Records from a data source
== == ==

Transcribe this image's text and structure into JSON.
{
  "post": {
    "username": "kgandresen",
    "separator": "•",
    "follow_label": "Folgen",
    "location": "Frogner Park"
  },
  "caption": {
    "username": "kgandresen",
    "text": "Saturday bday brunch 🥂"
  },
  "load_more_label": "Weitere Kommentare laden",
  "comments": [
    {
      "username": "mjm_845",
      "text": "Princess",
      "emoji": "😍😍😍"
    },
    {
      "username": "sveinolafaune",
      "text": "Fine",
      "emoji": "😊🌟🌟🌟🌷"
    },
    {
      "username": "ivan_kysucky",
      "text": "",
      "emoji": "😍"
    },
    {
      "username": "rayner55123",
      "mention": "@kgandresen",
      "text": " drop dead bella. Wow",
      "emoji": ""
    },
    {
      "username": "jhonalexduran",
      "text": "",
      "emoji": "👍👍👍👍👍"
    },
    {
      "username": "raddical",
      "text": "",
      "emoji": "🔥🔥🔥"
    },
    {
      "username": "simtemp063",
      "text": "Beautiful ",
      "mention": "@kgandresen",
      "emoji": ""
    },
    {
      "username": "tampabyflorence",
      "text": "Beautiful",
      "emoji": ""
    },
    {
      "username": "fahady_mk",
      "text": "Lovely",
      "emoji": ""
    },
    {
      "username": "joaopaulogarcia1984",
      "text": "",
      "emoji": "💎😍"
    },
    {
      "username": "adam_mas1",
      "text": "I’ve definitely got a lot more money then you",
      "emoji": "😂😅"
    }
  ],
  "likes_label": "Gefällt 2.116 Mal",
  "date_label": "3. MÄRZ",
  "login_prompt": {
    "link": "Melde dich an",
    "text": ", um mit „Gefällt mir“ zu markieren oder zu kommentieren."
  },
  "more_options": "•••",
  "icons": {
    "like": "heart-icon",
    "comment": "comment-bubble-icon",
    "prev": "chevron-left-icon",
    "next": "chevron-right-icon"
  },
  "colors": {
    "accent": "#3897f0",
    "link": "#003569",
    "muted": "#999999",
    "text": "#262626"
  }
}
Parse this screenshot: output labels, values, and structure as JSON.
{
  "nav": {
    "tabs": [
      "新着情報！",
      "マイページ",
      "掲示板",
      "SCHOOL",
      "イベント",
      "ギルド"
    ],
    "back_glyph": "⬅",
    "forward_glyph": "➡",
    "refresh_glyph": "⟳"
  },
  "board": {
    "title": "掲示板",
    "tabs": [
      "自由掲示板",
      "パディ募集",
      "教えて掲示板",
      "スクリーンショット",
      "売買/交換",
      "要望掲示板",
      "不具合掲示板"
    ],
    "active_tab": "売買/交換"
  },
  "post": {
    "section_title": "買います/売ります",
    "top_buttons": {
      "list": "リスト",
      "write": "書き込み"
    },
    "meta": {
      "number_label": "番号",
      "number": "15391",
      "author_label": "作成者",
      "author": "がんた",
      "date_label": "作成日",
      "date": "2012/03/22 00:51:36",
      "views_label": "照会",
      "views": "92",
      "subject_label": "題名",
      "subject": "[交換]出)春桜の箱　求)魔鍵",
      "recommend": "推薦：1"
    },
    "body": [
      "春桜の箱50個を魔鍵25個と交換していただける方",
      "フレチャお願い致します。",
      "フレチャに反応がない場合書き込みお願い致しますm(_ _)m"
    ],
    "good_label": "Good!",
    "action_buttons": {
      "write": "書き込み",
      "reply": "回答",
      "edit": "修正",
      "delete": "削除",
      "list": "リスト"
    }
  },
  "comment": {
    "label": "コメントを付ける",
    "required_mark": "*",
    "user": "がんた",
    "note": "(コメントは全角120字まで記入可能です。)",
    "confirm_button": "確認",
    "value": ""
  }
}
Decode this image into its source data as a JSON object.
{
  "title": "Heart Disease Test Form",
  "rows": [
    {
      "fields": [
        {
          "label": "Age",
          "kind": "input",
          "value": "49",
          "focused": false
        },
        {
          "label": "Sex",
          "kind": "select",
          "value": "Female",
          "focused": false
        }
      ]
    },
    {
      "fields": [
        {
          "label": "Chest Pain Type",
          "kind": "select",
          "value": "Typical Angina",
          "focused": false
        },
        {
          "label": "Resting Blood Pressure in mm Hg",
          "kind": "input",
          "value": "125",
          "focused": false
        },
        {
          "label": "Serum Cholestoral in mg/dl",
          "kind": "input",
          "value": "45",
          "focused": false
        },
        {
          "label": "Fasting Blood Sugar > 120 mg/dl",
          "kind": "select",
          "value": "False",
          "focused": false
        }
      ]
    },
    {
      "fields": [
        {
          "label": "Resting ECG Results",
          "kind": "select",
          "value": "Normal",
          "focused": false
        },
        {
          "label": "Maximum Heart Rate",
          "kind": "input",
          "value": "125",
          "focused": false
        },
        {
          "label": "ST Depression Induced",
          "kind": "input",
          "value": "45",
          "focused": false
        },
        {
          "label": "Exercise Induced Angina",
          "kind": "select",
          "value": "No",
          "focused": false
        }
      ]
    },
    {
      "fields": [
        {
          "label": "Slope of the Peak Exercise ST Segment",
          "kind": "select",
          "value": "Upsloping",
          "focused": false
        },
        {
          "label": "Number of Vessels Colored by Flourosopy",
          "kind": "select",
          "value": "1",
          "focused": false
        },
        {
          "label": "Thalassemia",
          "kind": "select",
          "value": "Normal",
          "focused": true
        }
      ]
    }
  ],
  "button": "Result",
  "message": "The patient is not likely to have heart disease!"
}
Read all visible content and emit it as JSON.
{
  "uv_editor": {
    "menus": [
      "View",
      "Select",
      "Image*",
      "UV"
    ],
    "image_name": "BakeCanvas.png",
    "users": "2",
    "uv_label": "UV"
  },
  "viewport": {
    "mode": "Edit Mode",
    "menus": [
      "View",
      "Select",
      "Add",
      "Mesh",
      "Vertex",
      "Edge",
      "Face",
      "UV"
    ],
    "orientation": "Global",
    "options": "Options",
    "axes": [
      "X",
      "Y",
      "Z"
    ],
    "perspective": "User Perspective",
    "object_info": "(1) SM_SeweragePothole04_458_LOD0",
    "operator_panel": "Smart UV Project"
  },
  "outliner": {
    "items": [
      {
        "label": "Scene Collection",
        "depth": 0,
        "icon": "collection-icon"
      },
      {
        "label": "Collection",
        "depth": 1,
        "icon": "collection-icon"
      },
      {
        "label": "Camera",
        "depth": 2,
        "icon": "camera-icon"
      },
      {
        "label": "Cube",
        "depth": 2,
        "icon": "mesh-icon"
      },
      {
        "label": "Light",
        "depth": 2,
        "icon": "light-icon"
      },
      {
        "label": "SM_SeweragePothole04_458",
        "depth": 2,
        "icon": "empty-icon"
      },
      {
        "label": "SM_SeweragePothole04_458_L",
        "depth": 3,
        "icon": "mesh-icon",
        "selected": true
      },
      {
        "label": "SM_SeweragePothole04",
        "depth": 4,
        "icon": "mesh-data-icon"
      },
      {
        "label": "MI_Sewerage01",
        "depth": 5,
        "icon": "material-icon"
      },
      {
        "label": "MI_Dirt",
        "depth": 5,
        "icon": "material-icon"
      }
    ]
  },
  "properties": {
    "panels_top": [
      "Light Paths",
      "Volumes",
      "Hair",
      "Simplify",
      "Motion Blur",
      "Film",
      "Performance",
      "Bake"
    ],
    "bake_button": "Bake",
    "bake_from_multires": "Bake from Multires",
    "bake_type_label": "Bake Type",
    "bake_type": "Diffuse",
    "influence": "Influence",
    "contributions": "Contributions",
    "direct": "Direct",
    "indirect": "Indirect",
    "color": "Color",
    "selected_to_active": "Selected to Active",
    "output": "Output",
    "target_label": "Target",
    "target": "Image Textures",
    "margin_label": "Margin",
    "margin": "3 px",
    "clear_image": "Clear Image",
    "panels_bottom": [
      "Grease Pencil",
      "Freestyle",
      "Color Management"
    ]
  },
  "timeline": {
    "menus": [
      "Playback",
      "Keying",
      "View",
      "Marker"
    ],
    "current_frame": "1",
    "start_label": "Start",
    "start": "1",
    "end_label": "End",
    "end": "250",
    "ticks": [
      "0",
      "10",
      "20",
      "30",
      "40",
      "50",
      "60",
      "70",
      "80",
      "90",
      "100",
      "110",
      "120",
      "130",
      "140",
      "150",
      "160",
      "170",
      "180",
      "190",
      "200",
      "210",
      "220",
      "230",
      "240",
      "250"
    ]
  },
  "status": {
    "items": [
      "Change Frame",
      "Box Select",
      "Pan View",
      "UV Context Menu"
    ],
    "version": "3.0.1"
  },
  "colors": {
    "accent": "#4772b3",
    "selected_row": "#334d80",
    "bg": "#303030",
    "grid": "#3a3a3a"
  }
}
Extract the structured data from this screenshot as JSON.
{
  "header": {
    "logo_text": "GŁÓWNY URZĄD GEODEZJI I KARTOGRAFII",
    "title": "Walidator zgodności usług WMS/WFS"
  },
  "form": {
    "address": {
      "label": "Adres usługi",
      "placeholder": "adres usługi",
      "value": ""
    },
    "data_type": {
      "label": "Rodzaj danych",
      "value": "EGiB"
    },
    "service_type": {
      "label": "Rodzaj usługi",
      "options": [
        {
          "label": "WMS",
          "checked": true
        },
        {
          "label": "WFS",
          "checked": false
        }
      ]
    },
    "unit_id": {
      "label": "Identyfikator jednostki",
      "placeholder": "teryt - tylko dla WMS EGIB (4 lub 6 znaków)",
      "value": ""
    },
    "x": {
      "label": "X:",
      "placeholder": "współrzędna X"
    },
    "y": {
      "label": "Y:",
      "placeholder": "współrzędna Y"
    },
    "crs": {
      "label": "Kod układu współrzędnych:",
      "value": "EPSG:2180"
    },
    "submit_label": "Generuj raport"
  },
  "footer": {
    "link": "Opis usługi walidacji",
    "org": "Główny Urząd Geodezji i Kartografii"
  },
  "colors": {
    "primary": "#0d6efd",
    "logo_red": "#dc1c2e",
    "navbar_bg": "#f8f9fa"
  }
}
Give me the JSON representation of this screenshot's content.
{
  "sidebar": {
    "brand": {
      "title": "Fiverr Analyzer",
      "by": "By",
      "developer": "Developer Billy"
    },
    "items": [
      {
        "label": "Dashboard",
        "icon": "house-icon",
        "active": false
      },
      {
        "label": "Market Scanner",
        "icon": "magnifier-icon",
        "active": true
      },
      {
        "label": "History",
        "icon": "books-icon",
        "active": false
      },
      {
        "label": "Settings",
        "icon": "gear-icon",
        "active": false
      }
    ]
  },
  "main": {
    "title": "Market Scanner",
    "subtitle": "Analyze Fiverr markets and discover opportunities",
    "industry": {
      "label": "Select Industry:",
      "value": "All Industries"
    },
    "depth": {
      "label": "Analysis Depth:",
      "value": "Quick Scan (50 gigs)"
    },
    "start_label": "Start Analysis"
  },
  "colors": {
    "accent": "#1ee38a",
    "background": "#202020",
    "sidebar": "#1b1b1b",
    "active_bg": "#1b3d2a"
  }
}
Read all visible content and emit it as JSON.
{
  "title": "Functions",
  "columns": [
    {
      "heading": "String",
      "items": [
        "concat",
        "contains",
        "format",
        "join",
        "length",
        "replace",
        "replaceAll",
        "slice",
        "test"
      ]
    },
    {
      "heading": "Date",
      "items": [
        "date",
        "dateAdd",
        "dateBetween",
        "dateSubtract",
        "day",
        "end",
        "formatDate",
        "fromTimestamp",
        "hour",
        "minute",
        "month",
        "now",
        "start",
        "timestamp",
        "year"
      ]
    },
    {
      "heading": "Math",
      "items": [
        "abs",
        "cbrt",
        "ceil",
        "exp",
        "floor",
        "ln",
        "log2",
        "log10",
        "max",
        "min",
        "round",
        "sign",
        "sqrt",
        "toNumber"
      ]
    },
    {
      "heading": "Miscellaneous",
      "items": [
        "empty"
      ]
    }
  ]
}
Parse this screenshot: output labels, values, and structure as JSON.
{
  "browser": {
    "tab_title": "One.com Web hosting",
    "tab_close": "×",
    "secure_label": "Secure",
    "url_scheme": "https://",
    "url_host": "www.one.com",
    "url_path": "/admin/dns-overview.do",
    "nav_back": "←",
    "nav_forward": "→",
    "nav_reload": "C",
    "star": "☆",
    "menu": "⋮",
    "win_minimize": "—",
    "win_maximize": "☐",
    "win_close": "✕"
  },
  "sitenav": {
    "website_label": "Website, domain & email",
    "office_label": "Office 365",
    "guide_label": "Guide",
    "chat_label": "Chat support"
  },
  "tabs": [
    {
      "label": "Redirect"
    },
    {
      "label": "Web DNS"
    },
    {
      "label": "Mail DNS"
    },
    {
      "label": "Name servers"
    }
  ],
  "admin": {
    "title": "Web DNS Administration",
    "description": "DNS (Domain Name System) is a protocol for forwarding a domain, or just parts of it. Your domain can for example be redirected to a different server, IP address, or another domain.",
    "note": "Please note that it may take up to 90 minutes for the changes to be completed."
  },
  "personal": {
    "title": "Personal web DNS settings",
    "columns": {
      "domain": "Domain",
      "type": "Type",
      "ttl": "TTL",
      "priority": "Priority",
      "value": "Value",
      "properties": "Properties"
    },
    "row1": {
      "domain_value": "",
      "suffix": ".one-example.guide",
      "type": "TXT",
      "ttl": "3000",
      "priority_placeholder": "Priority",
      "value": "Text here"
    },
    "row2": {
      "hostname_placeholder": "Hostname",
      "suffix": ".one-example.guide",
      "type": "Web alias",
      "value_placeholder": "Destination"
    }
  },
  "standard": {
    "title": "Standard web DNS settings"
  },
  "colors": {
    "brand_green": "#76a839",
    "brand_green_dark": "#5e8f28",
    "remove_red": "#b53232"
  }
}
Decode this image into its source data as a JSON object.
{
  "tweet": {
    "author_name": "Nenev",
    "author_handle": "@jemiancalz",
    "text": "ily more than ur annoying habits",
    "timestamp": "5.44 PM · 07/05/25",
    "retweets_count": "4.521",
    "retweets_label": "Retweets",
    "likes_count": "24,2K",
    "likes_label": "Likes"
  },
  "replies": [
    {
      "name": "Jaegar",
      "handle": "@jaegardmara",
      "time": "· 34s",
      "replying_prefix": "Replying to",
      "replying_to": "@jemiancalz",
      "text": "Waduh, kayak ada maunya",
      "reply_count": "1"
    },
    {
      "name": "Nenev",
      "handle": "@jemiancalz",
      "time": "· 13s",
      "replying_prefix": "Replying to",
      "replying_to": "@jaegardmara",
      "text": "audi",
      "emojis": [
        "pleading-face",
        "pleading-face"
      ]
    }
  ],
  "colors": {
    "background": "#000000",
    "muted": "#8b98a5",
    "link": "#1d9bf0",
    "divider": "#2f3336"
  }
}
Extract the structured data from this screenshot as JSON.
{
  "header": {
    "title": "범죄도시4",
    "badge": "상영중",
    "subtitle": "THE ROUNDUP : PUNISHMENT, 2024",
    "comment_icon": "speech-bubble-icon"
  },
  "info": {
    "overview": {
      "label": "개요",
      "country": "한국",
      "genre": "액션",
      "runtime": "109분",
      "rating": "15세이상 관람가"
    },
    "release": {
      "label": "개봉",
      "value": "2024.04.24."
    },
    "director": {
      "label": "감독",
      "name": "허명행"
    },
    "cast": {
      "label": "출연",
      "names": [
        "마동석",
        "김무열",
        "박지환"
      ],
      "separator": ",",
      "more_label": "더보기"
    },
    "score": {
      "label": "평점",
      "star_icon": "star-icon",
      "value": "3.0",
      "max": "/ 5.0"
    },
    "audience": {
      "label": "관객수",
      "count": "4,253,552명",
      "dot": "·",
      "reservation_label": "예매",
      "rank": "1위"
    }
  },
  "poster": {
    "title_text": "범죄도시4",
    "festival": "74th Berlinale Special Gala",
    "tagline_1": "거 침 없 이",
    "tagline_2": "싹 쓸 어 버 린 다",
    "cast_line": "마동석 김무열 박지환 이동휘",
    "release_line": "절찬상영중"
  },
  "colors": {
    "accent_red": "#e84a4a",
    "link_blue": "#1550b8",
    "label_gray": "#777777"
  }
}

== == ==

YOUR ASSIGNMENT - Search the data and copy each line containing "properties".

OUTPUT BELOW -
  "properties": {
      "properties": "Properties"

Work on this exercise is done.